The National League champions filed the claim in January to recoup about $15.6 million of the $17 million Bagwell is guaranteed this season in the final year of his contract, arguing he is too hurt to play because of a chronically injured right shoulder.
Bagwell, 37, will begin the season on the disabled list and acknowledged Saturday he might never play again.
But Ty Buthod, a partner for the Houston law firm Baker Botts and an outside attorney for Connecticut General Life Insurance Company, said Monday that the Astros were told a few weeks ago that their claim would be denied.
"The Astros took the position that Bagwell was totally disabled in January 2006 even though he played in September and October 2005," he said. "Connecticut General determined that there had been no adverse change in Mr. Bagwell's condition between the end of last season and the date the policy terminated on Jan. 31, 2006."
Buthod also noted that Bagwell's position in the contract was listed as "professional baseball player-non-pitcher."
"He was certainly able to perform in that occupation at the end of 2005," Buthod said.
The Astros, however, are not giving up. Wayne Fisher, an attorney for the team, said he would give the insurance company two weeks to reconsider.
"It will go to court if they don't change their position very shortly," Fisher told The Associated Press.
Fisher said Dr. James Andrews in Birmingham, Ala., deemed on Jan. 12 that Bagwell was "totally disabled to play baseball."
"For a lawyer who has 45 years of experience in this kind of thing -- big, gigantic shock, an insurance company doesn't want to pay," Fisher said.
Bagwell, perhaps the best hitter and most popular player in franchise history, missed 115 games last season after shoulder surgery but returned in time to play for Houston in the postseason.
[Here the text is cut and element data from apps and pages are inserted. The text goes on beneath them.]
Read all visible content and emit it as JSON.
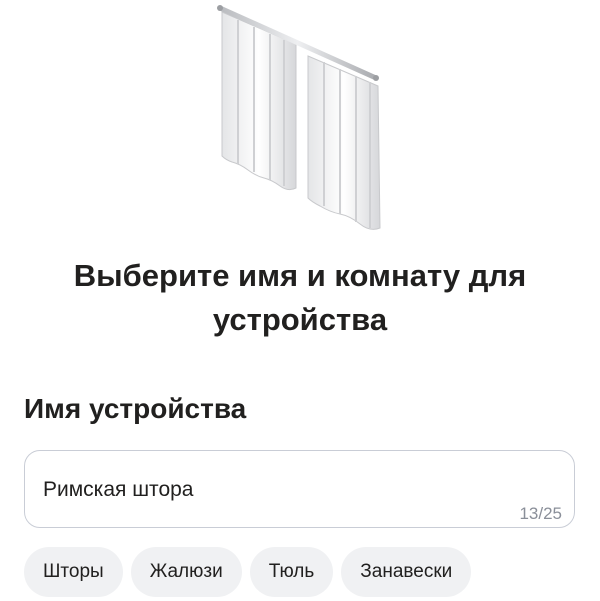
{
  "illustration": {
    "icon": "curtain-icon"
  },
  "heading": {
    "line1": "Выберите имя и комнату для",
    "line2": "устройства"
  },
  "device_name": {
    "label": "Имя устройства",
    "value": "Римская штора",
    "counter": "13/25"
  },
  "suggestions": [
    {
      "label": "Шторы"
    },
    {
      "label": "Жалюзи"
    },
    {
      "label": "Тюль"
    },
    {
      "label": "Занавески"
    }
  ],
  "colors": {
    "text": "#21201f",
    "field_border": "#c9cdd6",
    "chip_background": "#f0f1f3",
    "counter_text": "#8a8f99"
  }
}
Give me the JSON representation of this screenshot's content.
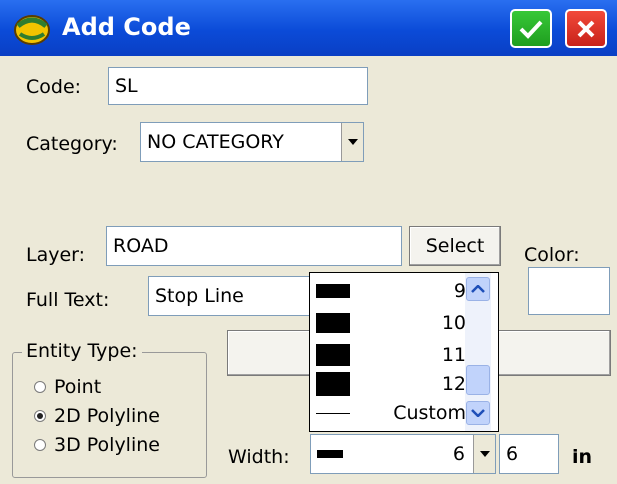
{
  "window": {
    "title": "Add Code",
    "ok_icon": "checkmark-icon",
    "close_icon": "x-icon"
  },
  "form": {
    "code_label": "Code:",
    "code_value": "SL",
    "category_label": "Category:",
    "category_value": "NO CATEGORY",
    "layer_label": "Layer:",
    "layer_value": "ROAD",
    "select_button": "Select",
    "color_label": "Color:",
    "fulltext_label": "Full Text:",
    "fulltext_value": "Stop Line",
    "entity_type_label": "Entity Type:",
    "entity_options": [
      {
        "label": "Point",
        "selected": false
      },
      {
        "label": "2D Polyline",
        "selected": true
      },
      {
        "label": "3D Polyline",
        "selected": false
      }
    ],
    "width_label": "Width:",
    "width_selected": "6",
    "width_value": "6",
    "width_unit": "in"
  },
  "width_list": {
    "items": [
      {
        "label": "9"
      },
      {
        "label": "10"
      },
      {
        "label": "11"
      },
      {
        "label": "12"
      },
      {
        "label": "Custom"
      }
    ]
  },
  "colors": {
    "titlebar": "#0b4bd8",
    "ok": "#1f9e1f",
    "close": "#c8221a",
    "window_bg": "#ece9d8"
  }
}
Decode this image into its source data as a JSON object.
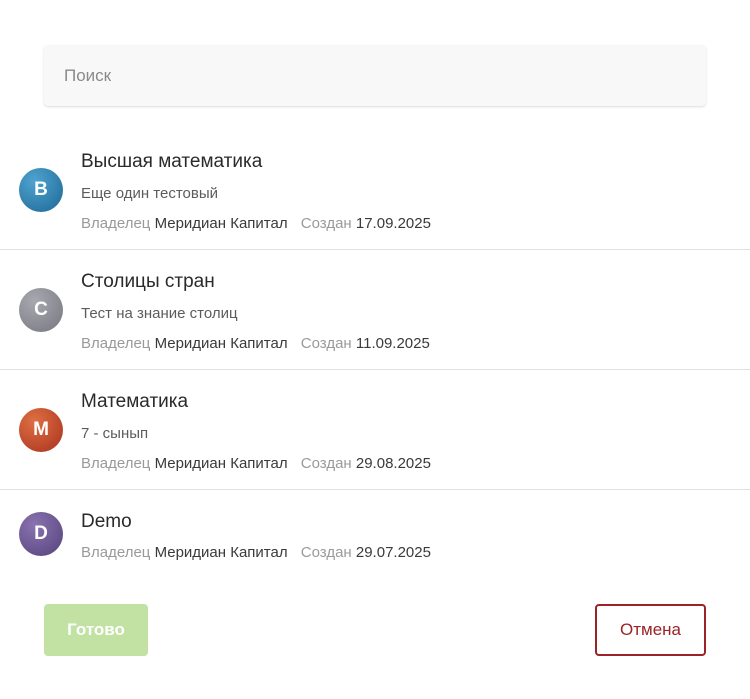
{
  "search": {
    "placeholder": "Поиск",
    "value": ""
  },
  "labels": {
    "owner": "Владелец",
    "created": "Создан"
  },
  "items": [
    {
      "initial": "В",
      "title": "Высшая математика",
      "description": "Еще один тестовый",
      "owner": "Меридиан Капитал",
      "created": "17.09.2025",
      "avatar_color": "#2f7fb0"
    },
    {
      "initial": "С",
      "title": "Столицы стран",
      "description": "Тест на знание столиц",
      "owner": "Меридиан Капитал",
      "created": "11.09.2025",
      "avatar_color": "#8e8e96"
    },
    {
      "initial": "М",
      "title": "Математика",
      "description": "7 - сынып",
      "owner": "Меридиан Капитал",
      "created": "29.08.2025",
      "avatar_color": "#c5452c"
    },
    {
      "initial": "D",
      "title": "Demo",
      "description": "",
      "owner": "Меридиан Капитал",
      "created": "29.07.2025",
      "avatar_color": "#6b5590"
    }
  ],
  "buttons": {
    "done": "Готово",
    "cancel": "Отмена"
  },
  "colors": {
    "done_bg": "#c2e2a3",
    "cancel_accent": "#9b2226"
  }
}
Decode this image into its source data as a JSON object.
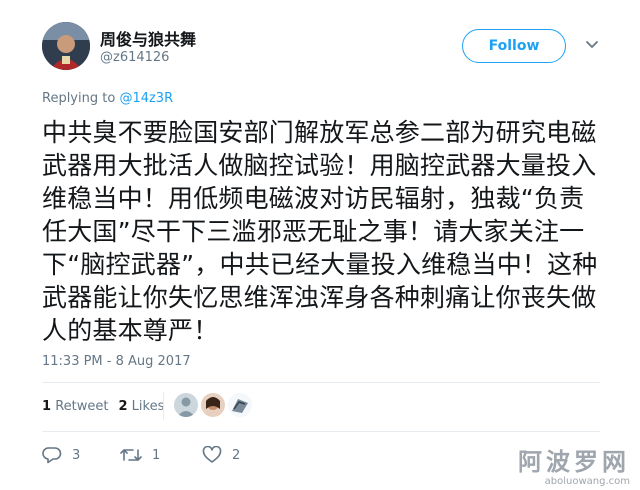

He was limited to duty as a pinch-hitter and designated hitter in the World Series against the Chicago White Sox.
He went 1-for-8 in the Series with an RBI.
Bagwell then began the spring in a contentious dispute with the club while he tried to prove he could still play. He started several spring games at first base, but had to leave early in two of those because of soreness in his shoulder. He hit .219 with two RBI but never had to make a tough throw.
Bagwell said Saturday he will consult with a doctor to see if it would be beneficial to remove bone spurs from his shoulder.
Bagwell, a four-time All-Star, holds the franchise record with 449 home runs. He has 1,529 RBI and 1,517 runs.
He is the only first baseman with 400 home runs and 200 stolen bases in his career. Bagwell has been the Astros' first baseman on opening day the past 15 seasons.